* _Your instructions_
Your answer must consist of every line from the data below that includes the word "Tayyab".
━━ Input records ━━
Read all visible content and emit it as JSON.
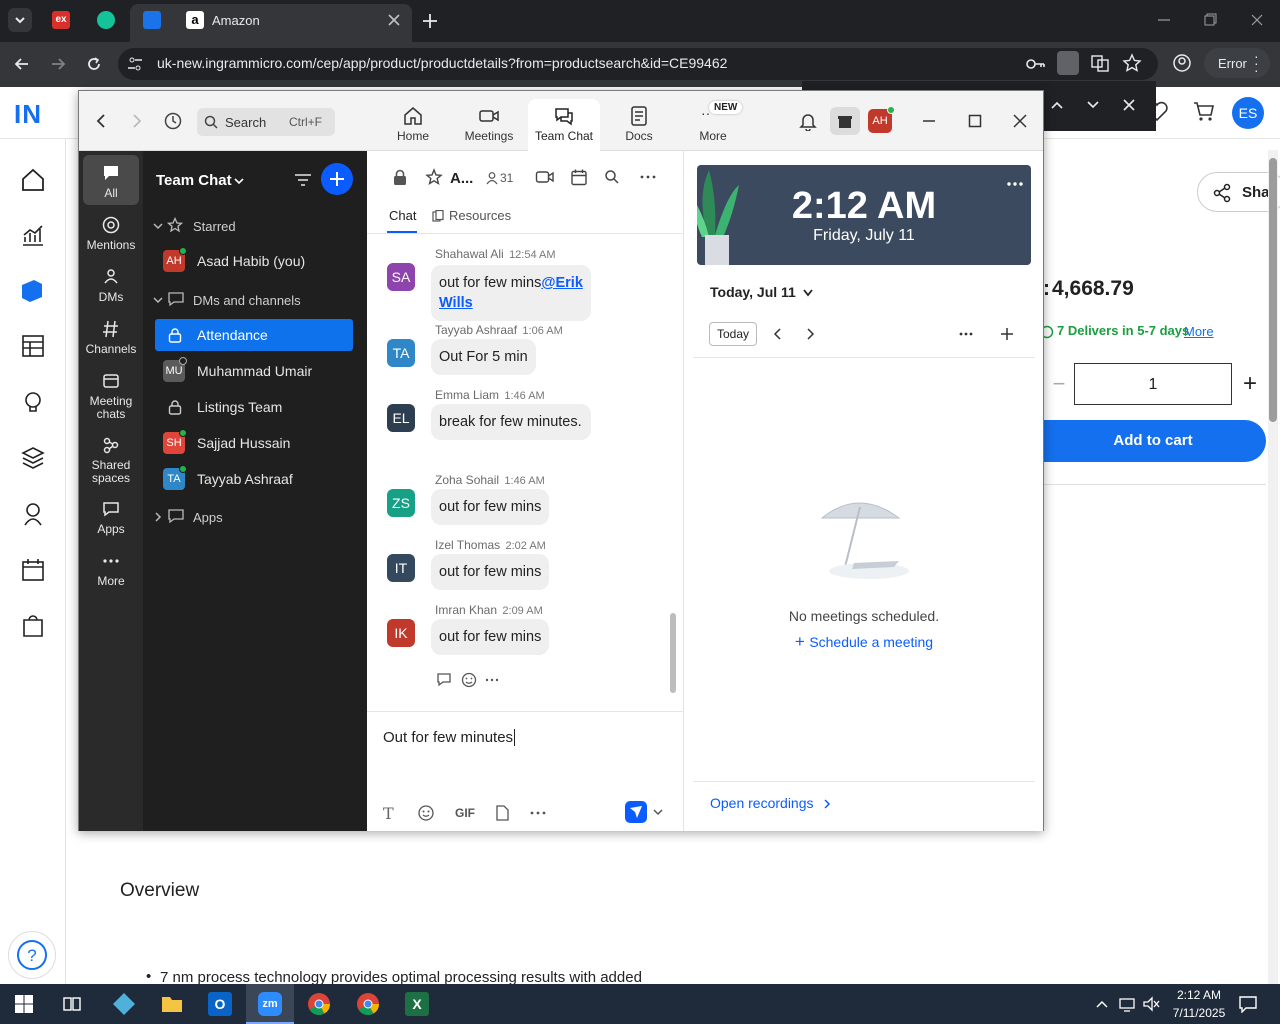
{
  "browser": {
    "tab_title": "Amazon",
    "url": "uk-new.ingrammicro.com/cep/app/product/productdetails?from=productsearch&id=CE99462",
    "error_label": "Error"
  },
  "webpage": {
    "logo_text": "IN",
    "price": "4,668.79",
    "delivery": "7 Delivers in 5-7 days",
    "more_link": "More",
    "quantity": "1",
    "add_to_cart": "Add to cart",
    "share_label": "Sha",
    "user_initials": "ES",
    "overview_title": "Overview",
    "bullet_text": "7 nm process technology provides optimal processing results with added"
  },
  "zoom": {
    "search_placeholder": "Search",
    "search_shortcut": "Ctrl+F",
    "nav": [
      {
        "label": "Home"
      },
      {
        "label": "Meetings"
      },
      {
        "label": "Team Chat"
      },
      {
        "label": "Docs"
      },
      {
        "label": "More",
        "badge": "NEW"
      }
    ],
    "user_initials": "AH",
    "rail": [
      {
        "label": "All"
      },
      {
        "label": "Mentions"
      },
      {
        "label": "DMs"
      },
      {
        "label": "Channels"
      },
      {
        "label": "Meeting chats"
      },
      {
        "label": "Shared spaces"
      },
      {
        "label": "Apps"
      },
      {
        "label": "More"
      }
    ],
    "sidebar": {
      "title": "Team Chat",
      "starred_label": "Starred",
      "starred_item": {
        "initials": "AH",
        "name": "Asad Habib (you)"
      },
      "dms_label": "DMs and channels",
      "items": [
        {
          "name": "Attendance"
        },
        {
          "initials": "MU",
          "name": "Muhammad Umair"
        },
        {
          "name": "Listings Team"
        },
        {
          "initials": "SH",
          "name": "Sajjad Hussain"
        },
        {
          "initials": "TA",
          "name": "Tayyab Ashraaf"
        }
      ],
      "apps_label": "Apps"
    },
    "chat": {
      "channel_name": "A...",
      "member_count": "31",
      "tabs": [
        "Chat",
        "Resources"
      ],
      "messages": [
        {
          "initials": "SA",
          "sender": "Shahawal Ali",
          "time": "12:54 AM",
          "text": "out for few mins",
          "mention": "@Erik Wills"
        },
        {
          "initials": "TA",
          "sender": "Tayyab Ashraaf",
          "time": "1:06 AM",
          "text": "Out For 5 min"
        },
        {
          "initials": "EL",
          "sender": "Emma Liam",
          "time": "1:46 AM",
          "text": "break for few minutes."
        },
        {
          "initials": "ZS",
          "sender": "Zoha Sohail",
          "time": "1:46 AM",
          "text": "out for few mins"
        },
        {
          "initials": "IT",
          "sender": "Izel Thomas",
          "time": "2:02 AM",
          "text": "out for few mins"
        },
        {
          "initials": "IK",
          "sender": "Imran Khan",
          "time": "2:09 AM",
          "text": "out for few mins"
        }
      ],
      "compose_text": "Out for few minutes",
      "gif_label": "GIF"
    },
    "calendar": {
      "time": "2:12 AM",
      "date": "Friday, July 11",
      "today_header": "Today, Jul 11",
      "today_button": "Today",
      "empty_text": "No meetings scheduled.",
      "schedule_link": "Schedule a meeting",
      "recordings_link": "Open recordings"
    }
  },
  "taskbar": {
    "time": "2:12 AM",
    "date": "7/11/2025"
  },
  "colors": {
    "zoom_blue": "#0b5cff",
    "site_blue": "#1a73e8",
    "attendance_selected": "#0e72ed"
  }
}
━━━
* _Reply_
          "name": "Tayyab Ashraaf"
          "sender": "Tayyab Ashraaf",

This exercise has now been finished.